● Work required
Would you please restate all of the entries exactly, apart from the pictures?

Top of Records for the exercise

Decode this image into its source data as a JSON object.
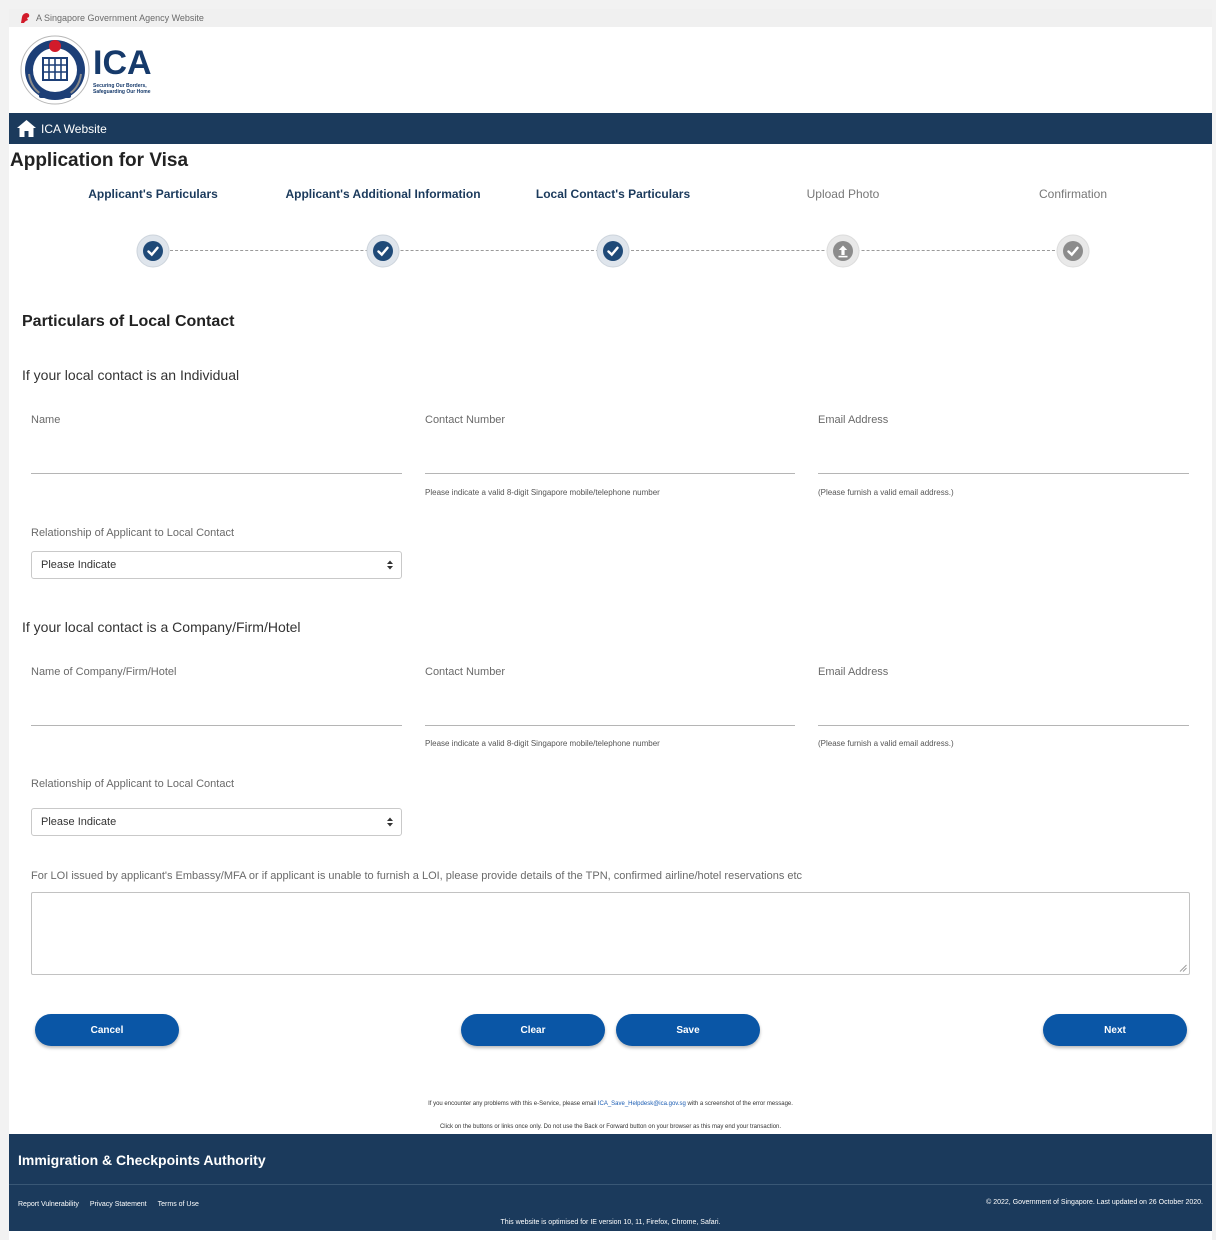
{
  "gov_banner": {
    "text": "A Singapore Government Agency Website"
  },
  "brand": {
    "name": "ICA",
    "tagline_1": "Securing Our Borders,",
    "tagline_2": "Safeguarding Our Home"
  },
  "navbar": {
    "home_label": "ICA Website"
  },
  "page": {
    "title": "Application for Visa"
  },
  "stepper": {
    "steps": [
      {
        "label": "Applicant's Particulars",
        "state": "done"
      },
      {
        "label": "Applicant's Additional Information",
        "state": "done"
      },
      {
        "label": "Local Contact's Particulars",
        "state": "current"
      },
      {
        "label": "Upload Photo",
        "state": "todo"
      },
      {
        "label": "Confirmation",
        "state": "todo"
      }
    ]
  },
  "section": {
    "title": "Particulars of Local Contact",
    "individual": {
      "heading": "If your local contact is an Individual",
      "name_label": "Name",
      "contact_label": "Contact Number",
      "contact_hint": "Please indicate a valid 8-digit Singapore mobile/telephone number",
      "email_label": "Email Address",
      "email_hint": "(Please furnish a valid email address.)",
      "relationship_label": "Relationship of Applicant to Local Contact",
      "relationship_value": "Please Indicate"
    },
    "company": {
      "heading": "If your local contact is a Company/Firm/Hotel",
      "name_label": "Name of Company/Firm/Hotel",
      "contact_label": "Contact Number",
      "contact_hint": "Please indicate a valid 8-digit Singapore mobile/telephone number",
      "email_label": "Email Address",
      "email_hint": "(Please furnish a valid email address.)",
      "relationship_label": "Relationship of Applicant to Local Contact",
      "relationship_value": "Please Indicate"
    },
    "remarks_label": "For LOI issued by applicant's Embassy/MFA or if applicant is unable to furnish a LOI, please provide details of the TPN, confirmed airline/hotel reservations etc"
  },
  "buttons": {
    "cancel": "Cancel",
    "clear": "Clear",
    "save": "Save",
    "next": "Next"
  },
  "notices": {
    "line1_before": "If you encounter any problems with this e-Service, please email",
    "email": "ICA_Save_Helpdesk@ica.gov.sg",
    "line1_after": "with a screenshot of the error message.",
    "line2": "Click on the buttons or links once only. Do not use the Back or Forward button on your browser as this may end your transaction."
  },
  "footer": {
    "org_name": "Immigration & Checkpoints Authority",
    "links": [
      "Report Vulnerability",
      "Privacy Statement",
      "Terms of Use"
    ],
    "copyright": "© 2022, Government of Singapore. Last updated on 26 October 2020.",
    "optimised": "This website is optimised for IE version 10, 11, Firefox, Chrome, Safari."
  },
  "colors": {
    "navy": "#1b3a5c",
    "button_blue": "#0a56a6",
    "step_done": "#1b3a5c",
    "step_todo": "#8c8c8c"
  }
}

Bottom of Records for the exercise

● Result for this task
Decode this image into its source data as a JSON object.
{
  "gov_banner": {
    "text": "A Singapore Government Agency Website"
  },
  "brand": {
    "name": "ICA",
    "tagline_1": "Securing Our Borders,",
    "tagline_2": "Safeguarding Our Home"
  },
  "navbar": {
    "home_label": "ICA Website"
  },
  "page": {
    "title": "Application for Visa"
  },
  "stepper": {
    "steps": [
      {
        "label": "Applicant's Particulars",
        "state": "done"
      },
      {
        "label": "Applicant's Additional Information",
        "state": "done"
      },
      {
        "label": "Local Contact's Particulars",
        "state": "current"
      },
      {
        "label": "Upload Photo",
        "state": "todo"
      },
      {
        "label": "Confirmation",
        "state": "todo"
      }
    ]
  },
  "section": {
    "title": "Particulars of Local Contact",
    "individual": {
      "heading": "If your local contact is an Individual",
      "name_label": "Name",
      "contact_label": "Contact Number",
      "contact_hint": "Please indicate a valid 8-digit Singapore mobile/telephone number",
      "email_label": "Email Address",
      "email_hint": "(Please furnish a valid email address.)",
      "relationship_label": "Relationship of Applicant to Local Contact",
      "relationship_value": "Please Indicate"
    },
    "company": {
      "heading": "If your local contact is a Company/Firm/Hotel",
      "name_label": "Name of Company/Firm/Hotel",
      "contact_label": "Contact Number",
      "contact_hint": "Please indicate a valid 8-digit Singapore mobile/telephone number",
      "email_label": "Email Address",
      "email_hint": "(Please furnish a valid email address.)",
      "relationship_label": "Relationship of Applicant to Local Contact",
      "relationship_value": "Please Indicate"
    },
    "remarks_label": "For LOI issued by applicant's Embassy/MFA or if applicant is unable to furnish a LOI, please provide details of the TPN, confirmed airline/hotel reservations etc"
  },
  "buttons": {
    "cancel": "Cancel",
    "clear": "Clear",
    "save": "Save",
    "next": "Next"
  },
  "notices": {
    "line1_before": "If you encounter any problems with this e-Service, please email",
    "email": "ICA_Save_Helpdesk@ica.gov.sg",
    "line1_after": "with a screenshot of the error message.",
    "line2": "Click on the buttons or links once only. Do not use the Back or Forward button on your browser as this may end your transaction."
  },
  "footer": {
    "org_name": "Immigration & Checkpoints Authority",
    "links": [
      "Report Vulnerability",
      "Privacy Statement",
      "Terms of Use"
    ],
    "copyright": "© 2022, Government of Singapore. Last updated on 26 October 2020.",
    "optimised": "This website is optimised for IE version 10, 11, Firefox, Chrome, Safari."
  },
  "colors": {
    "navy": "#1b3a5c",
    "button_blue": "#0a56a6",
    "step_done": "#1b3a5c",
    "step_todo": "#8c8c8c"
  }
}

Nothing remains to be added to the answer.